A recent report, published in the Annuls of Internal Medicine, found that consumers should not take beta-carotene or vitamin E, two common “self-prescribed” supplements, specifically to help prevent cancer or heart disease. The study found that these supplements, alone or in combination may actually do more harm than good.
This new study follows a number of recent studies that raised worries about the safety of vitamin supplements. This brings a number of questions to mind: Should anyone be taking vitamin supplements? Which ones are most risky? If you do take them, which ones should you take? How can you pick the safest ones?
Vitamins have long had what some people call a “health halo.” Many people think that they are good for everyone, no matter what they eat (or don’t eat). The industry calls them an “insurance policy against bad eating.”

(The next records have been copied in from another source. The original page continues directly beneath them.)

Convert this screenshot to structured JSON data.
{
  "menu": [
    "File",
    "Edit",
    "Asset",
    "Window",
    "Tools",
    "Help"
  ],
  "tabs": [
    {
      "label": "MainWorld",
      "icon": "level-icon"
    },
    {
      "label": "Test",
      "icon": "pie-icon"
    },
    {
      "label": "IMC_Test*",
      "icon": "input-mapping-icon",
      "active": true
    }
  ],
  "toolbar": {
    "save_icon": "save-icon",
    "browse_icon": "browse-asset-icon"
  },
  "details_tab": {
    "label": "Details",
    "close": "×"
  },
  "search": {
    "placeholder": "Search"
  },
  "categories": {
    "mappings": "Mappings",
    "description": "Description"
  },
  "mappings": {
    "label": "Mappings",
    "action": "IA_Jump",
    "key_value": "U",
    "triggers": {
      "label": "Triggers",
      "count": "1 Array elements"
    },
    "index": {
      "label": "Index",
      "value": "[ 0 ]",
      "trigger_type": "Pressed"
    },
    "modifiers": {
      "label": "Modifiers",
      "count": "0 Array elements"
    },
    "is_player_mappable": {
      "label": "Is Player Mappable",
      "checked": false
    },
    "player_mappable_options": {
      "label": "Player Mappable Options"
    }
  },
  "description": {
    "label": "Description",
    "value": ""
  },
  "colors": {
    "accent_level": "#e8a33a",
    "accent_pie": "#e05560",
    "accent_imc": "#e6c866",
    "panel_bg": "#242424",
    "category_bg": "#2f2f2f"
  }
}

But, vitamins are often added to the foods we eat. Who remembers that ad for a certain white bread that claims it is “enhanced with 12 essential vitamins and minerals?” Or, look at a carton of milk and you will likely see “fortified with Vitamins A and D.”
So, do you really need to take extra vitamins every day? Well, you should know that there is still no clear evidence that multivitamins lower the risk of cancer, heart disease or any other chronic health problems. And, no U.S. government agency recommends them for everyone. In fact, too much of certain vitamins can actually be harmful. Most experts agree that the best way to get essential vitamins is to eat foods that naturally contain them. And, as a bonus, healthy foods contain more than just vitamins and minerals, including fiber. But, if you have any questions, you should check with your doctor.
Vitamin D is probably the only nutrient that many of us may need to supplement. Sunlight is a great natural source of vitamin D, but with more people spending more and more time indoors, their exposure to the sun is limited. This is especially true of people who live in northern states where the days are short in the winter months.
The bottom line is that, for most of us, a good multivitamin will do no harm, but it probably won’t do much good either as long as we eat a varied, healthy diet. And it can save you some real money!
To learn more about healthy eating and saving money, check out our Eat Great, Live Well Program. It will show you how to eat well and be healthy without giving up the foods you love! What have you got to lose, except some unhealthy habits!
Remember, healthy choice each day can transform your family for generations! What choices will you make today?